Ocampo may be Mexico’s most prolific artist you’ve never heard of. He’s one of those artists whose works everyone recognizes, but whom no one can connect a name.

Edgar Hoill, writing for Lowrider Arte Magazine, sat down with Ocampo, and he shares their exchange in “Octavio Ocampo – The Art of Metamorphosis.”

And we’ll share more of our search for Ocampo in coming installments.

Buscando Ocampo (Part 1)

We don’t know how this story is going to end, but it begins during the middle of the sexenio of Carlos Salinas de Gortari at Morelia’s Fiesta Camelinas, a shopping center at the corner of Camelinas and Venture Puente. An art supply and frame store had a few pictures displayed at its entrance, and one caught my eye. Well, truth be told, it caught my mother’s eye more than mine, and even though she had impeccable taste, she did tend toward artwork that coordinated with the furniture.

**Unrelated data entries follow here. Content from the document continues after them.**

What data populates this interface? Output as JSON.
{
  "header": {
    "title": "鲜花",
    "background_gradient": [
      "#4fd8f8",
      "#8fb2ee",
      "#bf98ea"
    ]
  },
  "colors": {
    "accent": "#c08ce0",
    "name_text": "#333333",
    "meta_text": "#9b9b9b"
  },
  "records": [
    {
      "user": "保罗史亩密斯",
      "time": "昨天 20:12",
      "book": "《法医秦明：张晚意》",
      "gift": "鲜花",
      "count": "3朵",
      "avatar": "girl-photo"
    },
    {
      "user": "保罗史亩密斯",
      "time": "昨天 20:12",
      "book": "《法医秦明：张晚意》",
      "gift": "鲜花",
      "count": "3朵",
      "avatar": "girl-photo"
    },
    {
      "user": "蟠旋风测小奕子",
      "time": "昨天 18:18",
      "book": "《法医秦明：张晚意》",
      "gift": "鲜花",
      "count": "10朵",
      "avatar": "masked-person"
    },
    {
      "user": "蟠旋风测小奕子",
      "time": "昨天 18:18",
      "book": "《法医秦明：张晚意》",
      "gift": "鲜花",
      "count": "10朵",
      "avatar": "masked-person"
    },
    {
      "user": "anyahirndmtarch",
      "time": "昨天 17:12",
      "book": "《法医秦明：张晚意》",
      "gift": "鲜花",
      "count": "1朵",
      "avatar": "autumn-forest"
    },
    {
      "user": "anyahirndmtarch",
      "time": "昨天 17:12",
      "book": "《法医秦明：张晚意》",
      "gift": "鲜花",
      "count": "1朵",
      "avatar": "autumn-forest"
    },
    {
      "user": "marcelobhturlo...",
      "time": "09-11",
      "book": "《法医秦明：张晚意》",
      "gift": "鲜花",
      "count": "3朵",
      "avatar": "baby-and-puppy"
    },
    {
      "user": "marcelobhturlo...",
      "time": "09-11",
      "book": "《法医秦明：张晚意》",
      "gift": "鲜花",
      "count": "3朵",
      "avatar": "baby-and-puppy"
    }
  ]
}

She thought the piece would work well with the claret leather sofa in the gray-walled living room. I would return to the art supply and frame store later that day and buy the print. After all, it was already framed and matted, and you can’t go wrong with that.

 

And to this day it hangs in the living room, now painted dark green, sometimes switching places with a Jesus Escalera piece and my mother’s glamour portrait for display in the dining room, now covered with pale salmon walls, bookcases and a map of the world. Sometimes I hang it alongside the dour portraits of my great-grandparents, the only images of any relatives I’ve got anywhere in my house except for the few photos I drag out for the Dia de los Muertos ofrenda.

 

Ernesto Zedillo would occupy Los Pinos, and my mother’s passports would join my grandparents’ documents on the ofrenda. I would make Mexico my permanent home.

 

Not until the early years of Vicente Fox’s administration would I pay much attention to what was penciled in: 6/500 on the lower left-hand side and in the usual right-hand place the artist’s signature, O Ocampo. There wasn’t a lot about him on the web back then, his first Wikipedia entry in Spanish as well as English not showing up until Felipe Calderón’s presidency was well underway in 2007. All I really knew for sure was that there were 499 other prints just like mine circulating around the planet.

 

And then I began to wonder if everyone else already knew about Octavio Ocampo. Was his name a household word that somehow I’d missed along the way? Who is this guy?

 

Stayed tuned as some of the story unfolds, even if we don’t know how it’ll end. Or even when it’ll end.